October 24, 2019
USPOULTRY's seminar emphasises transparency, teamwork in preparation for future generations
Rendering professionals from around the United States recently gathered in Nashville, Tennessee, for USPOULTRY's 2019 Poultry Protein & Fat Seminar.
Presentations were offered on a variety of topics from speakers with years of experience in the industry, discussing industry challenges such as safety audit priorities, maintenance training, navigating an intergenerational workforce, foreign material mitigation, customer expectations and more.
Dr. Ansen Pond, director of quality assurance and food safety at Pilgrim's, gave a Food Safety Modernization Act/Food & Drug Administration (FSMA/FDA) update where he discussed updated regulations, advice on working well with FSMA/FDA and being prepared for inevitable audits and inspections.
Dr. Pond encouraged attendees to practice an attitude of transparency and cooperation during audits and inspections, noting that how the industry handles these situations today sets the precedent for the industry of tomorrow.
"We have a new generation coming on," commented Dr. Pond. "How we handle these situations, whether it's FSMA, quality control or simply hot topics in the industry - this new generation is looking at the way we're handling this, how we communicate between different companies and how we work together."
Mike Hudlow, executive vice president of planning, engineering and construction for Darling Ingredients, Inc., and Brian Aldridge, shift manager at Simmons Feed Ingredients, shared a joint presentation on various organisational methods to improve safety and performance within industry plants.

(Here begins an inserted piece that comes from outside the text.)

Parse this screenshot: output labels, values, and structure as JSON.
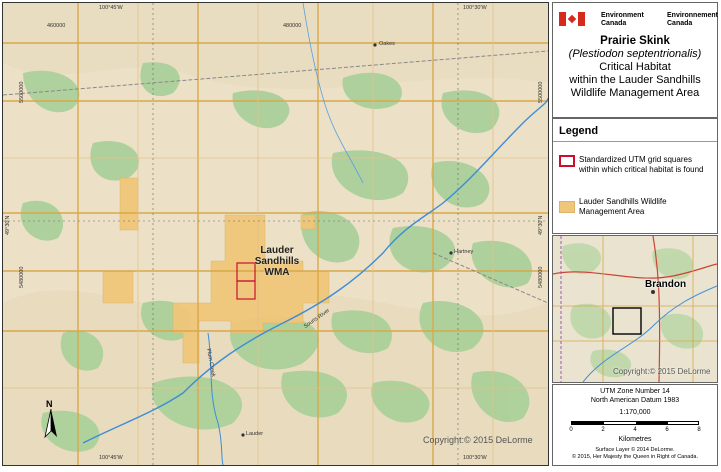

Hudlow added onto the sentiments offered earlier that day by Dr. Pond, saying: "We talked about being prepared for audits. If you have a solid organisation system in place, and you're bringing someone in from outside of the industry, a clean, organised plant is going to severely lessen their concerns going into an inspection."
Natasha Bangel-Askren, senior food safety specialist for Hill's Pet Nutrition, discussed customer expectations, emphasising quality control in each facet of animal health and nutrition.
"When you're working with animal nutrition and specific prescription diets, it is crucial to make sure that a product is doing what it is intended to do," explained Bangel-Askren.
"In order to deliver on customer expectations, quality is key."